Task instructions | Print a faithful copy of the data below, word for word, with the pictures left out.

Records from a collection
══════════════════════════════
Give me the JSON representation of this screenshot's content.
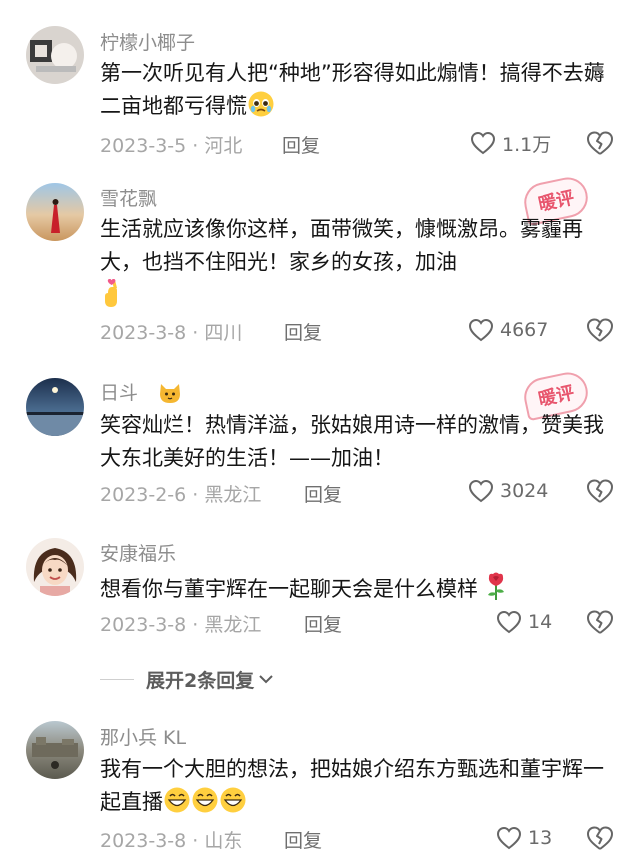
{
  "comments": [
    {
      "username": "柠檬小椰子",
      "text": "第一次听见有人把“种地”形容得如此煽情！搞得不去薅二亩地都亏得慌",
      "date_location": "2023-3-5 · 河北",
      "reply_label": "回复",
      "likes": "1.1万",
      "emoji": "pleading-face"
    },
    {
      "username": "雪花飘",
      "text": "生活就应该像你这样，面带微笑，慷慨激昂。雾霾再大，也挡不住阳光！家乡的女孩，加油",
      "date_location": "2023-3-8 · 四川",
      "reply_label": "回复",
      "likes": "4667",
      "badge": "暖评",
      "emoji": "finger-heart"
    },
    {
      "username": "日斗",
      "text": "笑容灿烂！热情洋溢，张姑娘用诗一样的激情，赞美我大东北美好的生活！——加油！",
      "date_location": "2023-2-6 · 黑龙江",
      "reply_label": "回复",
      "likes": "3024",
      "badge": "暖评",
      "emoji": "cat-face"
    },
    {
      "username": "安康福乐",
      "text": "想看你与董宇辉在一起聊天会是什么模样",
      "date_location": "2023-3-8 · 黑龙江",
      "reply_label": "回复",
      "likes": "14",
      "emoji": "rose"
    },
    {
      "username": "那小兵 KL",
      "text": "我有一个大胆的想法，把姑娘介绍东方甄选和董宇辉一起直播",
      "date_location": "2023-3-8 · 山东",
      "reply_label": "回复",
      "likes": "13",
      "emoji": "grinning-face"
    }
  ],
  "expand_replies": "展开2条回复",
  "colors": {
    "badge": "#e8566e",
    "meta": "#a6a6a6",
    "username": "#8d8d8d"
  }
}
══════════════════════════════
Final answer |
Give me the JSON representation of this screenshot's content.
{
  "comments": [
    {
      "username": "柠檬小椰子",
      "text": "第一次听见有人把“种地”形容得如此煽情！搞得不去薅二亩地都亏得慌",
      "date_location": "2023-3-5 · 河北",
      "reply_label": "回复",
      "likes": "1.1万",
      "emoji": "pleading-face"
    },
    {
      "username": "雪花飘",
      "text": "生活就应该像你这样，面带微笑，慷慨激昂。雾霾再大，也挡不住阳光！家乡的女孩，加油",
      "date_location": "2023-3-8 · 四川",
      "reply_label": "回复",
      "likes": "4667",
      "badge": "暖评",
      "emoji": "finger-heart"
    },
    {
      "username": "日斗",
      "text": "笑容灿烂！热情洋溢，张姑娘用诗一样的激情，赞美我大东北美好的生活！——加油！",
      "date_location": "2023-2-6 · 黑龙江",
      "reply_label": "回复",
      "likes": "3024",
      "badge": "暖评",
      "emoji": "cat-face"
    },
    {
      "username": "安康福乐",
      "text": "想看你与董宇辉在一起聊天会是什么模样",
      "date_location": "2023-3-8 · 黑龙江",
      "reply_label": "回复",
      "likes": "14",
      "emoji": "rose"
    },
    {
      "username": "那小兵 KL",
      "text": "我有一个大胆的想法，把姑娘介绍东方甄选和董宇辉一起直播",
      "date_location": "2023-3-8 · 山东",
      "reply_label": "回复",
      "likes": "13",
      "emoji": "grinning-face"
    }
  ],
  "expand_replies": "展开2条回复",
  "colors": {
    "badge": "#e8566e",
    "meta": "#a6a6a6",
    "username": "#8d8d8d"
  }
}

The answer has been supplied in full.